On Friday, May 31, 2013, while returning from a long night walking a turtle-nesting beach near the city of Limón, young Costa Rican conservationist Jairo Mora Sandoval was abducted by unknown assailants, beaten and murdered. The beach where Mora worked, Moín Beach, is a hot spot for nesting by the critically endangered leatherback turtle, but it is also well known for poaching and as a transfer point for drugs entering Costa Rica. This beach has now become a flash point for the direction that Costa Rica could go as a country.
This brave young man had recently spoken out to the media about the lack of government support for turtle conservationists in the area. With a Ministry of Environment tolerant of the illegal trade in sea turtle eggs – and without effective enforcement over a flourishing black market – efforts by local police and Coast Guard have routinely fallen short of what is needed to safeguard people working to protect the nation’s natural treasures. It was in this context that a small group of conservationists were left on their own against poachers. They had received threats but never thought their work to protect endangered turtles would result in a tragedy.

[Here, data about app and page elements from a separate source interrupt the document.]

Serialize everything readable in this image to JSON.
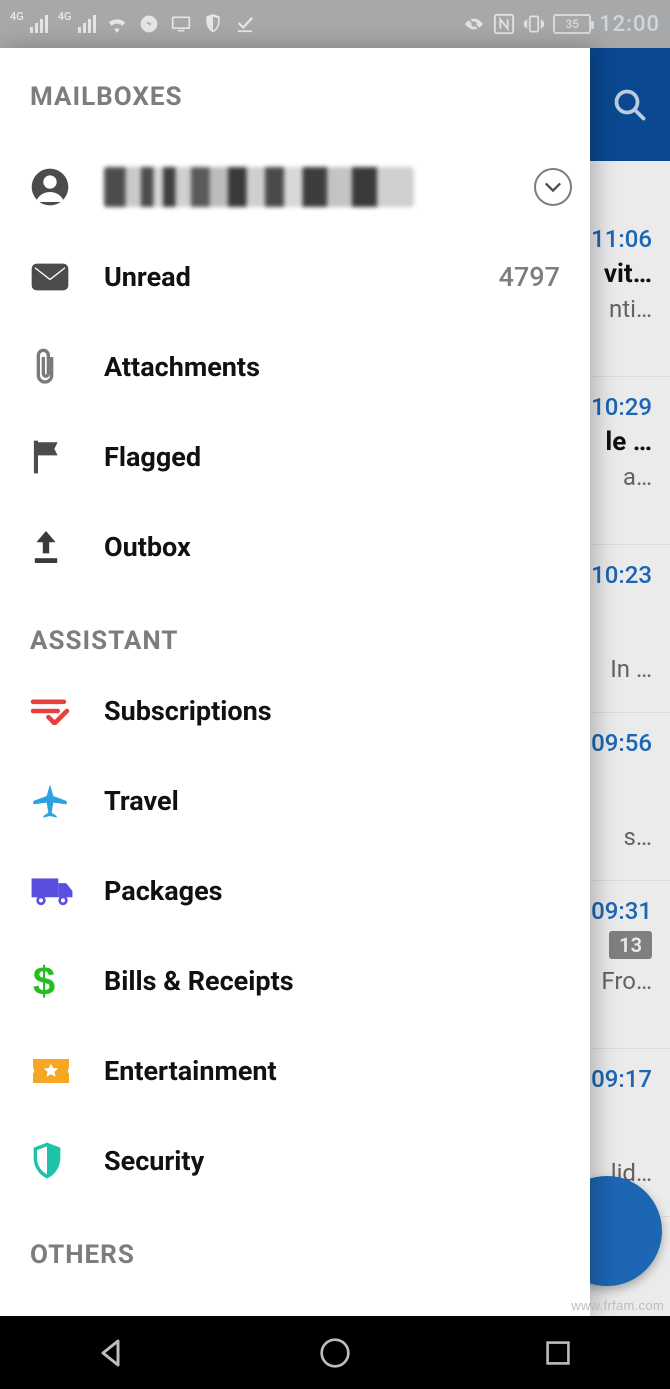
{
  "status": {
    "network_label": "4G",
    "battery_text": "35",
    "time": "12:00"
  },
  "background": {
    "rows": [
      {
        "time": "11:06",
        "subject": "vit…",
        "preview": "nti…"
      },
      {
        "time": "10:29",
        "subject": "le …",
        "preview": "a…"
      },
      {
        "time": "10:23",
        "subject": "",
        "preview": "In …"
      },
      {
        "time": "09:56",
        "subject": "",
        "preview": "s…"
      },
      {
        "time": "09:31",
        "subject": "",
        "preview": "Fro…",
        "badge": "13"
      },
      {
        "time": "09:17",
        "subject": "",
        "preview": "lid…"
      }
    ]
  },
  "drawer": {
    "sections": {
      "mailboxes_title": "MAILBOXES",
      "assistant_title": "ASSISTANT",
      "others_title": "OTHERS"
    },
    "account": {
      "name_redacted": true
    },
    "mailboxes": {
      "unread": {
        "label": "Unread",
        "count": "4797"
      },
      "attachments": {
        "label": "Attachments"
      },
      "flagged": {
        "label": "Flagged"
      },
      "outbox": {
        "label": "Outbox"
      }
    },
    "assistant": {
      "subscriptions": {
        "label": "Subscriptions"
      },
      "travel": {
        "label": "Travel"
      },
      "packages": {
        "label": "Packages"
      },
      "bills": {
        "label": "Bills & Receipts"
      },
      "entertainment": {
        "label": "Entertainment"
      },
      "security": {
        "label": "Security"
      }
    }
  },
  "watermark": "www.frfam.com"
}
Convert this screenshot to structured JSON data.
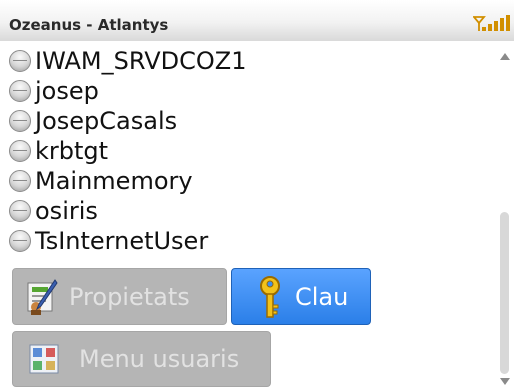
{
  "title_bar": {
    "title": "Ozeanus - Atlantys",
    "signal_icon": "wifi-signal-bars-icon"
  },
  "users": [
    {
      "name": "IWAM_SRVDCOZ1",
      "icon": "status-bullet-icon"
    },
    {
      "name": "josep",
      "icon": "status-bullet-icon"
    },
    {
      "name": "JosepCasals",
      "icon": "status-bullet-icon"
    },
    {
      "name": "krbtgt",
      "icon": "status-bullet-icon"
    },
    {
      "name": "Mainmemory",
      "icon": "status-bullet-icon"
    },
    {
      "name": "osiris",
      "icon": "status-bullet-icon"
    },
    {
      "name": "TsInternetUser",
      "icon": "status-bullet-icon"
    }
  ],
  "buttons": {
    "properties": {
      "label": "Propietats",
      "icon": "edit-document-icon",
      "state": "disabled"
    },
    "key": {
      "label": "Clau",
      "icon": "key-icon",
      "state": "selected"
    },
    "user_menu": {
      "label": "Menu usuaris",
      "icon": "user-menu-icon",
      "state": "disabled"
    }
  },
  "colors": {
    "selected_button": "#2b7fe8",
    "disabled_button": "#b5b5b5"
  }
}
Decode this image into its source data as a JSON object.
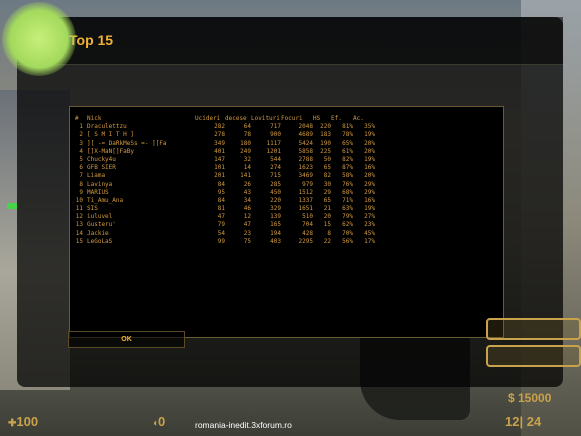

I spent two years of my life walking Costa Rica’s turtle beaches. I know what it’s like to be in the dark, with little to defend yourself. I worked for the same organization that Mora and his compatriots worked for, learning from Didiher Chacón, country coordinator and director of Latin American programs for the Wider Caribbean Sea Turtle Conservation Network (WIDECAST) and one of the country’s leading conservationists. I never felt threatened on those beaches, but that experience was challenging enough, dealing with rain, insects, and more to make sure the nests were protected.
Costa Rica is known around the world as the place where ecotourism was born. The country has beautiful beaches, lush tropical forests and the most species of wildlife per kilometer in the world, according to some. Sea turtles are a main attraction, nesting on dozens of beaches on both coasts and attracting thousands of people each year. Visitors come from all over the world to volunteer on these beaches, spending their time, money and sweat with the goal of contributing to the conservation of these incredible animals.
Now more than ever, the volunteers and travelers that come to these beaches are critical to the success of efforts to protect sea turtles in Costa Rica and around the world. The majority of turtle conservation work in this small Central American country is not done by the government. Instead, dozens of non-profit organizations toil long hours, for very little income, to make sure the eggs, meat and shells are not collected for sale on the black market. Rarely do the police, Coast Guard or rangers from the Ministry of the Environment walk the beaches or enforce the laws. Poachers are caught red-handed and go without prosecution. Fortunately, most of the country’s nesting beaches are not as dangerous as Moín Beach, and conservationists and volunteers can safely walk the beach without worry of danger.
When the government of Costa Rica spends millions of dollars to market itself as a wildlife paradise but does next to nothing to protect that wildlife, will the volunteers and tourists still come? President Laura Chinchilla must show the world that the country will not stand silent as those most dedicated to protecting the country’s natural resources are cut down for speaking out and doing what’s right. Mora’s family – and his many friends and colleagues – will never be the same, but some good can come from tragic death. The government can name Moín Beach a national park in his honor, securing this beach for both the turtles and the conservationists and taking away an entry point for illicit drugs and other illegal activities.
Each of us who share Mora’s passion for biodiversity conservation work can help to ensure that the world never forgets his contribution to Costa Rica’s sea turtles. For those who would like to help ensure his legacy lives on, here are a few ways to participate:
This money will be used to support his family, create a national park in his honor and continue his legacy. One hundred percent of donations will go to the fund (no administrative fees will be taken), and the first $3,000 will be matched by WIDECAST, SEE Turtles, the Center for Biological Diversity, the Sea Turtle Conservancy and EcoTeach. The fund is managed by our partners at the Sea Turtle Restoration Project.
Encourage Costa Rican President Chinchilla to ensure that the killers are caught and brought to justice and to ensure the safety of all of the country’s conservationists, present and future.
All images are copyright protected and may not be used without permission. All photos are courtesy of Brad Nahill.